I’ve discovered something that might be a bug in some way.
In one of our web applications, one of the developers wrote a user control (ASCX). The ASCX file contained a DIV with the “runat=server” attribute named (just of the sake of the sample) “X”. The ASCX.cs file contained another property called “x” (mind the case change!).
Since the compiler is case sensitive, there was no problem with this and the whole thing compiled and run, specifically it run from Visual Studio while debugging, the problem started when we precompiled the application.
In our build process, we precompile the web applications using the ASP.NET Compiler (through MSBuild, of course ) and since there was no compilation problem, everything went fine and the build succeeded.
We put the new build in a dev machine and started working with it. When we reached a page that used that control we got the “Ambiguous match found” exception. After searching for it in the newsgroups I found that it is a reflection related problem, so I fired up my faithful WinDbg and dived in.

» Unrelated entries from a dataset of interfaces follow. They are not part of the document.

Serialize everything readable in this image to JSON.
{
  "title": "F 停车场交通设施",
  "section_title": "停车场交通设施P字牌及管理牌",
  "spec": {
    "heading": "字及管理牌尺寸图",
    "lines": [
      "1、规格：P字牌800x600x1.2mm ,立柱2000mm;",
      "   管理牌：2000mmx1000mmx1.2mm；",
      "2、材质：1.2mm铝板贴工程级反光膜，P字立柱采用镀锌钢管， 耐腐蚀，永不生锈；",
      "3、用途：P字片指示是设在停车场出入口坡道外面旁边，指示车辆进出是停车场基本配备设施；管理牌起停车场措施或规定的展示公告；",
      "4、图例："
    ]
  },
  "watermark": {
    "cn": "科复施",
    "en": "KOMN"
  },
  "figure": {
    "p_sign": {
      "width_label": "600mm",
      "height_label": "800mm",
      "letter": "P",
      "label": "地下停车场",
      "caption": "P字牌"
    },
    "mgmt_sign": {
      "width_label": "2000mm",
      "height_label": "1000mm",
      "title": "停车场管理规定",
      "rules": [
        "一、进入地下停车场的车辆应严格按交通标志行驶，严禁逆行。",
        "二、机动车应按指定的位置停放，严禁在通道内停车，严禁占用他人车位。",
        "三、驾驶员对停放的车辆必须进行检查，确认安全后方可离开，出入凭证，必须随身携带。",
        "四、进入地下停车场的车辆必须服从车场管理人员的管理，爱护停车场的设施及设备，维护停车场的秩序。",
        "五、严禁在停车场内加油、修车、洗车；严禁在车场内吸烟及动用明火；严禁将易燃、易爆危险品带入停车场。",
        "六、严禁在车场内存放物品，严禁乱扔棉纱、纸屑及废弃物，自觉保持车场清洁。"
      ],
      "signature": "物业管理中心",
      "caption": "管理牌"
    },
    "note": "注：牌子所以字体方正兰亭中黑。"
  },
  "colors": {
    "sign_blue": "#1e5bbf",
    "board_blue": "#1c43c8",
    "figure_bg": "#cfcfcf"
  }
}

I attached to the ASP.NET worker process and it broke in when the exception was thrown. I looked at the call stack (using !clrstack) and saw a call to “System.RuntimeType.GetField”, a reflection function used to get a field of an object.
OS Thread Id: 0xf38 (14)
019eecb0 77e55dea [HelperMethodFrame: 019eecb0]
019eed54 79617ef1 System.RuntimeType.GetField(System.String, System.Reflection.BindingFlags
I run “dds 019eed54″ (this address is the address of the stack frame) to see what’s on the stack and get the addresses/values of the two parameters in the function.
The first two lines (shown above) contains the addresses/values (depending on the type and number of parameters passed to the function, in our case we have only two) of the function. The second column contains the addresses/values. In our case, since the first parameter is a string, the value 0263588c is actually the address of a string, so I used !dumpobject to see its value and saw that it was “x”.
The second parameter is an enumeration, so the value represents the integer value of that enum flag. I looked in Reflector and saw that the value 1 belongs to BindingFlags.IgnoreCase.
At that point I still didn’t figure out the problem, so I went back to reflector and took a look at the precompiled assembly that this code was compiled into and then saw that I had two protected fields, one named “X” and one named “x”.
Bingo! that’s the problem, staring me back from the screen.
To sum things up, while this code is correct compiler-wise (two parameters with the same characters but different casing are two different parameters), the implementation that tries to access some of it uses a case insensitive reflection search, which causes the bug.
Until I get more information from Microsoft, I suggest making sure in any ASP.NET application that is precompiled to avoid having the same names with different casing to variables in the ASPX/ASCX page and its code behind.